_Recorded data_.
/---

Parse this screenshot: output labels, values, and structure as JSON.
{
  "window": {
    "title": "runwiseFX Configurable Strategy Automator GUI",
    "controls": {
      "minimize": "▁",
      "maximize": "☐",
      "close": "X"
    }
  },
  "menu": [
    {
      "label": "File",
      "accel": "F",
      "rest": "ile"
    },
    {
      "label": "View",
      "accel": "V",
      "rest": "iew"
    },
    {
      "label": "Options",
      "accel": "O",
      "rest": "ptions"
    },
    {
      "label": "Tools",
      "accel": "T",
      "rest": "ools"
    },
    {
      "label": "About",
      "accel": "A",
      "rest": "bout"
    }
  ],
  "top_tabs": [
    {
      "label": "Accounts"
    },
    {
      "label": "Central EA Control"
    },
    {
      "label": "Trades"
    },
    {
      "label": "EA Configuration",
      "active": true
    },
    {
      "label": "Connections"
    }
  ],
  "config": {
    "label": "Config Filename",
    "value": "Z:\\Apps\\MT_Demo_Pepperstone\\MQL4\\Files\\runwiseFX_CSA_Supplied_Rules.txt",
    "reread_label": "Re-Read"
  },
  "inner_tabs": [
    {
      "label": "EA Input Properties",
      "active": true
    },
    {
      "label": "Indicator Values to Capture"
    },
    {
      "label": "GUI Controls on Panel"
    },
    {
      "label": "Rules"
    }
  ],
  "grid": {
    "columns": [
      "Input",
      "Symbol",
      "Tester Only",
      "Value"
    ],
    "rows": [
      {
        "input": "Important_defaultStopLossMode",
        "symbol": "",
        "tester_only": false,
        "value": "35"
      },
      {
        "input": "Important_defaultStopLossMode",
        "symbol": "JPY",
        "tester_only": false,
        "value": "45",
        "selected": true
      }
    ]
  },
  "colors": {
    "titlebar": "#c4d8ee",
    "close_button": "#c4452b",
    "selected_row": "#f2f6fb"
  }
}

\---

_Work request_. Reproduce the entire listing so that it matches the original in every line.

_Response area_.
Parse this screenshot: output labels, values, and structure as JSON.
{
  "window": {
    "title": "runwiseFX Configurable Strategy Automator GUI",
    "controls": {
      "minimize": "▁",
      "maximize": "☐",
      "close": "X"
    }
  },
  "menu": [
    {
      "label": "File",
      "accel": "F",
      "rest": "ile"
    },
    {
      "label": "View",
      "accel": "V",
      "rest": "iew"
    },
    {
      "label": "Options",
      "accel": "O",
      "rest": "ptions"
    },
    {
      "label": "Tools",
      "accel": "T",
      "rest": "ools"
    },
    {
      "label": "About",
      "accel": "A",
      "rest": "bout"
    }
  ],
  "top_tabs": [
    {
      "label": "Accounts"
    },
    {
      "label": "Central EA Control"
    },
    {
      "label": "Trades"
    },
    {
      "label": "EA Configuration",
      "active": true
    },
    {
      "label": "Connections"
    }
  ],
  "config": {
    "label": "Config Filename",
    "value": "Z:\\Apps\\MT_Demo_Pepperstone\\MQL4\\Files\\runwiseFX_CSA_Supplied_Rules.txt",
    "reread_label": "Re-Read"
  },
  "inner_tabs": [
    {
      "label": "EA Input Properties",
      "active": true
    },
    {
      "label": "Indicator Values to Capture"
    },
    {
      "label": "GUI Controls on Panel"
    },
    {
      "label": "Rules"
    }
  ],
  "grid": {
    "columns": [
      "Input",
      "Symbol",
      "Tester Only",
      "Value"
    ],
    "rows": [
      {
        "input": "Important_defaultStopLossMode",
        "symbol": "",
        "tester_only": false,
        "value": "35"
      },
      {
        "input": "Important_defaultStopLossMode",
        "symbol": "JPY",
        "tester_only": false,
        "value": "45",
        "selected": true
      }
    ]
  },
  "colors": {
    "titlebar": "#c4d8ee",
    "close_button": "#c4452b",
    "selected_row": "#f2f6fb"
  }
}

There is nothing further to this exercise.